A few weeks ago, I wrote about how the sport of hockey has helped my son and I to bond and has aided us in the healing process of his year-old diagnosis of Aplastic Anemia, a life-threatening condition in which the bone marrow malfunctions. I’d like to follow that article up by highlighting some recent events which culminated in my son getting a chance to experience his first National Hockey League game with a few surprises mixed in for good measure.
For many months now, my son’s blood counts have been stable due to some life-saving therapeutic interventions that he received about this time last year. Prior to stability, it was not safe for him to be around other people or in public places for the fear of him catching something that his body could not fight off. As we received the results from his March visit to the Children’s Hospital of Philadelphia, one thing was abundantly clear to me: I could finally begin to let him spread his wings again. The first order of business? A Flyers game in South Philadelphia.
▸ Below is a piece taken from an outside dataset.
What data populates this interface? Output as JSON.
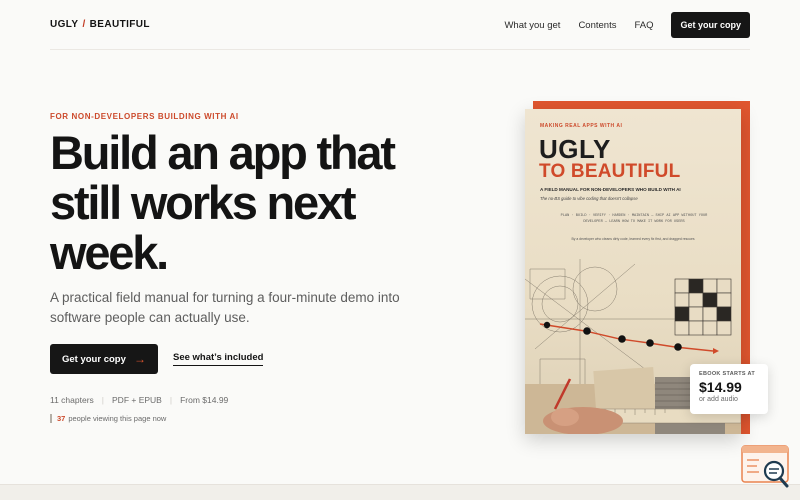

The date was set; it would be April 7th against the Metropolitan Division rival New York Islanders. I picked this game for two reasons:
- I already had tickets
- Despite being a HUGE Flyers fan, my son has an underground admiration for John Tavares (can’t blame him on that one)
The day before the game, I spoke with my ticket representative and inquired as to whether or not it would be possible to obtain a certificate signifying that it was his first game. She knows what he has been through and how big of a step this game would be. What she did next blew me away.
“Can you make it here by 5:45 for a 7pm start?” she asked. A bit of an unusual request I thought, but then she hit me with the reasoning: “We’d like for you and your son to sit on the Flyers bench for the pregame skate.” In awe, I let a few moments go by before vibrantly declaring that we would absolutely be there and how appreciative I was that they would do this for my son. My wife and I agreed to keep this as a surprise and I would only inform him moments before we were to go down to the bench.
On game day, my son could barely hold in his excitement. He had been to one American Hockey League game a few years back before his illness but had never seen the Flyers play in person. He was dressed and ready to go HOURS before it was time to make the journey to the Wells Fargo Center.
As we made our way to the rink, I quizzed him on the Flyers and Islanders and he passed with flying colors as usual. He named the captains, goaltenders and various other players from each team. This kid was ready for the action! We arrived before the doors opened to make absolutely sure that we were there on time. I checked us in and proceeded to tell my son that we would be watching the team skate from the bench before the game. Wide-eyed, he acted like a kid in a candy store. The excitement oozed from every pore on his body. Already excited myself, I became overjoyed with the idea that his first experience would include being about two feet away from all of the players that he so religiously follows on a daily basis. We were taken into the bowels of the building, past the Flyers locker room and out onto the bench.
For those not familiar with the challenges of Aplastic Anemia, know that it is important for those affected to NOT sustain serious head injuries due to the risk of bleeding. With that said, a logical concern would be what would happen if he were hit by a stray puck. My concerns were quickly alleviated.
Before long, the players hit the ice and my son was in hockey heaven. Heck, even I felt like a 12-year-old watching some of my favorite players fly by. Surprisingly, most players used some form of acknowledgement even though they were in preparation for what would be an intense 60 minutes of hockey. Zac Rinaldo skated by and gave my son a face wash while Nicklas Grossmann stopped by to stretch and give him a fist bump. Former Flyer-turned-analyst Chris Therien was also on the bench and went out of his way to say hello and mention how fantastic it was that he was at his first Flyers game.
His favorite Flyer, Claude Giroux, was down by the net working on one-timers but a few others managed to skate by so he could get an up close view.
As warmups came to and end, we made our way back to the concourse level where the team had a goodie bag prepared for him with t-shirts, key chains, bracelets, posters and other cool gifts. We ascended to our seats in the mezzanine level just in time to hear Lauren Hart, the best anthem singer in the NHL, perform the Star-Spangled Banner.
As the game got under way, my little man watched intently as if he were a scout that was tasked with following the play of 10 guys all at once.
He would get to experience two very cool aspects of a live hockey game for the first time.
2. GAME-WINNING GOAL
Other than my wedding day and the birth of my two children, this was one of the greatest days of my life. Hockey has been, and continues to be, such a big part of our lives and my son and I have become inseparable because of it. It has gotten us through the toughest of times and continues to get us by when the road gets a little bumpy every once in a while. I owe my happiness to this sport and this team as the combination has brought so much joy to my four-year-old who at a point in time was not able to really enjoy anything. The Flyers are not just a first-class organization; they are a world-class organization.
These moments spent with my son, my best friend, my mini-me are why I truly am healed by hockey.
Have a heartwarming hockey story? Please share in the comments below and/or chat with me on twitter @healedbyhockey